The world’s largest volcanic eruption to happen in the past 100 years was the June 15, 1991, eruption of Mount Pinatubo in the Philippines.
May is Volcano Preparedness Month in Washington, providing residents an opportunity to become more familiar with volcanic hazards in their communities and learn about steps they can take to reduce potential impacts.
Two public events are scheduled next week in the City of Kodiak, Alaska about monitoring old volcanic ash resuspended by high winds. Scientists invite the local community to learn more about the potential impacts of resuspended volcanic ash and how to assist in volcano hazards research by collecting samples of the redistributed volcanic ash and dust.
A nuée ardente is a turbulent, fast moving cloud of hot gas and ash erupted from a volcano.
The Alaska Volcano Observatory has recently completed repairs to seismic monitoring equipment on Aniakchak Volcano on the Alaska Peninsula that have restored ground-based monitoring at the volcano.
Fumaroles are openings in the earth’s surface that emit steam and volcanic gases, such as sulfur dioxide and carbon dioxide. They can occur as holes, cracks, or fissures near active volcanoes or in areas where magma has risen into the earth’s crust without erupting. A fumarole can vent for centuries or quickly go extinct, depending on the longevity of its heat source.
Scientists at the U.S. Geological Survey Hawaiian Volcano Observatory have elevated the Volcano Alert Level for Mauna Loa from NORMAL to ADVISORY. This change in status indicates that the volcano is showing signs of unrest that are above known background levels, but it does not mean that a Mauna Loa eruption is imminent or certain.
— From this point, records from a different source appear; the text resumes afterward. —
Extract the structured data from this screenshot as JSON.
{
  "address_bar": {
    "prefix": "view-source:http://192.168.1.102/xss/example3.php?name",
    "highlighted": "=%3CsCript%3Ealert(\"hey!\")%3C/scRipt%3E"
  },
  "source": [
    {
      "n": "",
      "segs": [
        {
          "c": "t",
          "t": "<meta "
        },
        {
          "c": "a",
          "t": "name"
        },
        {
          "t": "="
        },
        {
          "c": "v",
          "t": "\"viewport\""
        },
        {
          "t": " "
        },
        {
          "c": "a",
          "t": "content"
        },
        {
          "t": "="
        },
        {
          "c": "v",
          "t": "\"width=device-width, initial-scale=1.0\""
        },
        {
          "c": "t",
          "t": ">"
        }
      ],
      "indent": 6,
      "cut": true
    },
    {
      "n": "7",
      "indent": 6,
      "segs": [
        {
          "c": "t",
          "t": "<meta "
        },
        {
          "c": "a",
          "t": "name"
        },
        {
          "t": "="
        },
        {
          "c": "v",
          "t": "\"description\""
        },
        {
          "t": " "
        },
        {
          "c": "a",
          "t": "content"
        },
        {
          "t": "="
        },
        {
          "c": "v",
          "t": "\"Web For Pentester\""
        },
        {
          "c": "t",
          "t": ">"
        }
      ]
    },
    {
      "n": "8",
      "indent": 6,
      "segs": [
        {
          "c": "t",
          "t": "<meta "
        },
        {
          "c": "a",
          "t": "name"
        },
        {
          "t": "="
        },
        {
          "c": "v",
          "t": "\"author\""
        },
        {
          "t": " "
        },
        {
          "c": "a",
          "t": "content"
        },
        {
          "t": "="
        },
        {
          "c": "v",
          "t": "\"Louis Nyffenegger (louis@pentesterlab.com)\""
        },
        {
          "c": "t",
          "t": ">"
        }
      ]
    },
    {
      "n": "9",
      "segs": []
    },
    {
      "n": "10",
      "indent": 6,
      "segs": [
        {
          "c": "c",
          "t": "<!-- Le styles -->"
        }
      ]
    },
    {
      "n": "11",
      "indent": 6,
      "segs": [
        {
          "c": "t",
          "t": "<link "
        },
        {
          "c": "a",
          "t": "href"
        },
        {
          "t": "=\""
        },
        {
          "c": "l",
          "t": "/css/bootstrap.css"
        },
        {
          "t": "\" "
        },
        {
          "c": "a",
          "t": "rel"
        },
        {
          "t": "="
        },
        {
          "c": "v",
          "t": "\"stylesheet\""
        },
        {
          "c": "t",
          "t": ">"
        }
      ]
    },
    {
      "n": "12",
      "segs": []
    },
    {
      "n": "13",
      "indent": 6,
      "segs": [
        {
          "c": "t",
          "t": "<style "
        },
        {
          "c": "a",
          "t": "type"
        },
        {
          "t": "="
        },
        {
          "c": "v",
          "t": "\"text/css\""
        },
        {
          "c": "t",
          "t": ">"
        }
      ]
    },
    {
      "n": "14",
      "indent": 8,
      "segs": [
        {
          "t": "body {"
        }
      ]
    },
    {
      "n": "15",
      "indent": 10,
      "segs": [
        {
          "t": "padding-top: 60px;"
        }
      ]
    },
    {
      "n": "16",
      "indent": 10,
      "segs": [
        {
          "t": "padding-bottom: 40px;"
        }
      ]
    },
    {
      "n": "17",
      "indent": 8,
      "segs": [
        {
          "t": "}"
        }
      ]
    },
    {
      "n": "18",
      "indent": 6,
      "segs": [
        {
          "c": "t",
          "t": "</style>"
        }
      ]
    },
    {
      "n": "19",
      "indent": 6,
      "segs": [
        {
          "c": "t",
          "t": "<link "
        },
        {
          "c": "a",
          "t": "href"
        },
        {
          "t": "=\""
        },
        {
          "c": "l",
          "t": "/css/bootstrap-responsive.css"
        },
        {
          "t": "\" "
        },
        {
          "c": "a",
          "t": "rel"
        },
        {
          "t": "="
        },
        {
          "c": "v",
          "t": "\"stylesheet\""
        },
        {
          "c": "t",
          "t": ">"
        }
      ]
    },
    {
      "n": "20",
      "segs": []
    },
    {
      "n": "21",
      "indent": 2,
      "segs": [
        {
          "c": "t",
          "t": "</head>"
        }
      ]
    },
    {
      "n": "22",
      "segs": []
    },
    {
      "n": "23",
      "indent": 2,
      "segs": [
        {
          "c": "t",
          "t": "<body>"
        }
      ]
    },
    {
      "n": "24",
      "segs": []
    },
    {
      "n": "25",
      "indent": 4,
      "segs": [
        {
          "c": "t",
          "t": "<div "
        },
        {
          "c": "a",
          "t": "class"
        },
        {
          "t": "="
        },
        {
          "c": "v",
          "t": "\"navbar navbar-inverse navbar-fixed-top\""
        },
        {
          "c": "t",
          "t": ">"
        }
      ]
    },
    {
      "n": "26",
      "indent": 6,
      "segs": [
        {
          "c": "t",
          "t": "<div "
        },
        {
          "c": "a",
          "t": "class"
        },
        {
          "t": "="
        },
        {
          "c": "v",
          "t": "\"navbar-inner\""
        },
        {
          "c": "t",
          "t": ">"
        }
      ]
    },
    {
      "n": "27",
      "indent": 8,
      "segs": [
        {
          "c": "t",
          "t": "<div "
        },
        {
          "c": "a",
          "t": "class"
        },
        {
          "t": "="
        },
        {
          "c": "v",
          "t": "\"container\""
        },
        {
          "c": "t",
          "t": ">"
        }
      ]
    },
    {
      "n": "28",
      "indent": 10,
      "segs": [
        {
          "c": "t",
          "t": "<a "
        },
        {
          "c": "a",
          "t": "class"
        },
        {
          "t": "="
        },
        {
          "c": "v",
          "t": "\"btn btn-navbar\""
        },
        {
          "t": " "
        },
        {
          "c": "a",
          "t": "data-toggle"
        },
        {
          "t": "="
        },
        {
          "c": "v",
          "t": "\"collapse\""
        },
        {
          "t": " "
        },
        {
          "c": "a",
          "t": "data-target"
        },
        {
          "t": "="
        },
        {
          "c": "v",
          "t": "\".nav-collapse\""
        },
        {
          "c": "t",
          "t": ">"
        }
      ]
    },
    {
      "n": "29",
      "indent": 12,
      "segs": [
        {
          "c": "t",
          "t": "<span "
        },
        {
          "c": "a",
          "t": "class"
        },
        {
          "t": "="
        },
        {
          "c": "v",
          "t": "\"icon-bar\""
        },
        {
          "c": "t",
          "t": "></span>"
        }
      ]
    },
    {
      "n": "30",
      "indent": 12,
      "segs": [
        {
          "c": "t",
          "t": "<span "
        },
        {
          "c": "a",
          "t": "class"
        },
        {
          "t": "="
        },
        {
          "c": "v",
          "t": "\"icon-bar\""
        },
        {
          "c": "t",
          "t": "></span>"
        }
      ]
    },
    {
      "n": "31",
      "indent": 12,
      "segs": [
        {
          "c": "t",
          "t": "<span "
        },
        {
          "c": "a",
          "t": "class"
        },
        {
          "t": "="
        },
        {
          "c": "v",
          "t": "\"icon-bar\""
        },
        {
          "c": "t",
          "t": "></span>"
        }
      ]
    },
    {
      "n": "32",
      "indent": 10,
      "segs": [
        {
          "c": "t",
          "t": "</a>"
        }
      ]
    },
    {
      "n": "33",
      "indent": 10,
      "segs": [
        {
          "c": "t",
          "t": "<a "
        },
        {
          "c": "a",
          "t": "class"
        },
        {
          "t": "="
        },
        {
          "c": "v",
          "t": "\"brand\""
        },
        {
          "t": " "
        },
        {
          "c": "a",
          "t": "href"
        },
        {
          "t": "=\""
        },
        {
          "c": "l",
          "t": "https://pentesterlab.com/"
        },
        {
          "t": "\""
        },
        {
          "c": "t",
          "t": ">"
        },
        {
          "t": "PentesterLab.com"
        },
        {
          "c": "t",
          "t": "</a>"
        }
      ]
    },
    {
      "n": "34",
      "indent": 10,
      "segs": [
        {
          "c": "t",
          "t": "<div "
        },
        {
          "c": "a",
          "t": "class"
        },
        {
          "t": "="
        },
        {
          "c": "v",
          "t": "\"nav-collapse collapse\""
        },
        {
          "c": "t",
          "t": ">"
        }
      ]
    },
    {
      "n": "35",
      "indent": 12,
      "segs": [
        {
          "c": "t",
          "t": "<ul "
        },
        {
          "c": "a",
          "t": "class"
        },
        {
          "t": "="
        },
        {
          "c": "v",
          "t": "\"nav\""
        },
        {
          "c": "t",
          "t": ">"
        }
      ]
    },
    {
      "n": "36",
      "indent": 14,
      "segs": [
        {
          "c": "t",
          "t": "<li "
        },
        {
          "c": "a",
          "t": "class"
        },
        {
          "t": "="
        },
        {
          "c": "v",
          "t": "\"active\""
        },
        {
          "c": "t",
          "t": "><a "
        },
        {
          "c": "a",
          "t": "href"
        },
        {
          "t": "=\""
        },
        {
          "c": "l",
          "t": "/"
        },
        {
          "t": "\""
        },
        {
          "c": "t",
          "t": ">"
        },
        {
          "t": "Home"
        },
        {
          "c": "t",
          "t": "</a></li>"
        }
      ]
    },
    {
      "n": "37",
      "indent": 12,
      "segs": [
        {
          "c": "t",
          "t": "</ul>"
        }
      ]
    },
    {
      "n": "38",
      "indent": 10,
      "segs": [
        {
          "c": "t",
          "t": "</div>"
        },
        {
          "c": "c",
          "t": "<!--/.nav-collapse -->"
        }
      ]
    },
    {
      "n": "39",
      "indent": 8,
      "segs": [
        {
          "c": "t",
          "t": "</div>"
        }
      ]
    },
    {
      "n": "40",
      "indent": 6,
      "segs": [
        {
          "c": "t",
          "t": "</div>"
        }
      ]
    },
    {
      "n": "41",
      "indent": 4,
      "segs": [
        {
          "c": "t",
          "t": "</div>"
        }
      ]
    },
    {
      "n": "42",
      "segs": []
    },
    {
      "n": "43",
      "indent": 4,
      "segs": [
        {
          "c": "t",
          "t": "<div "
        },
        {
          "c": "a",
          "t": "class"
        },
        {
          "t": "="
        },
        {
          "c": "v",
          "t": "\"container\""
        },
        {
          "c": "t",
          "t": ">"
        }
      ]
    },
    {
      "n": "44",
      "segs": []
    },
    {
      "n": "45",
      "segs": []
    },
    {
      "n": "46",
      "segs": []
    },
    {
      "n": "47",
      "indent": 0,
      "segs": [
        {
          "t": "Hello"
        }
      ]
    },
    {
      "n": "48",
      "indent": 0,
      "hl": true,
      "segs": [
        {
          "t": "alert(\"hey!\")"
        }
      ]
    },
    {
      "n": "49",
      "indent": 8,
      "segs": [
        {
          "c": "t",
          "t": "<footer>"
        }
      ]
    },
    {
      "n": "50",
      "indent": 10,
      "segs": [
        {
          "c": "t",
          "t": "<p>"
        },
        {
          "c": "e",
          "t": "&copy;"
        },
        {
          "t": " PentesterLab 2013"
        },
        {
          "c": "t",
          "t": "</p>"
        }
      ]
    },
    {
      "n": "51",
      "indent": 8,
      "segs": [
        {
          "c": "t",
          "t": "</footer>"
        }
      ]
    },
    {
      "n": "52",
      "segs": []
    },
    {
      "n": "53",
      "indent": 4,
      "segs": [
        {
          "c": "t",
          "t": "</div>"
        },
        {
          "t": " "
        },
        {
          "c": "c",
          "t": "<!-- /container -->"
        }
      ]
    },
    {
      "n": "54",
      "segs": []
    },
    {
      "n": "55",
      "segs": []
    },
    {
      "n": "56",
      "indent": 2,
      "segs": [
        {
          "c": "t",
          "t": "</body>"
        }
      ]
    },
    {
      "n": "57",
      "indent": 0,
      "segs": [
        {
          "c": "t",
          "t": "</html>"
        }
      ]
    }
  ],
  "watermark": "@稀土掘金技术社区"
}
Twenty middle school girls from Washington and Oregon are participating in “GeoGirls,” an outdoor program jointly organized by the U.S. Geological Survey and the Mount St. Helens Institute.
May is Volcano Preparedness Month in Washington state, providing residents an opportunity to become more familiar with volcanic risk in their communities and learn about steps they can take to reduce potential impacts. This year, Volcano Preparedness Month coincides with the 35th anniversary of the May 18, 1980 catastrophic eruption of Mount St. Helens.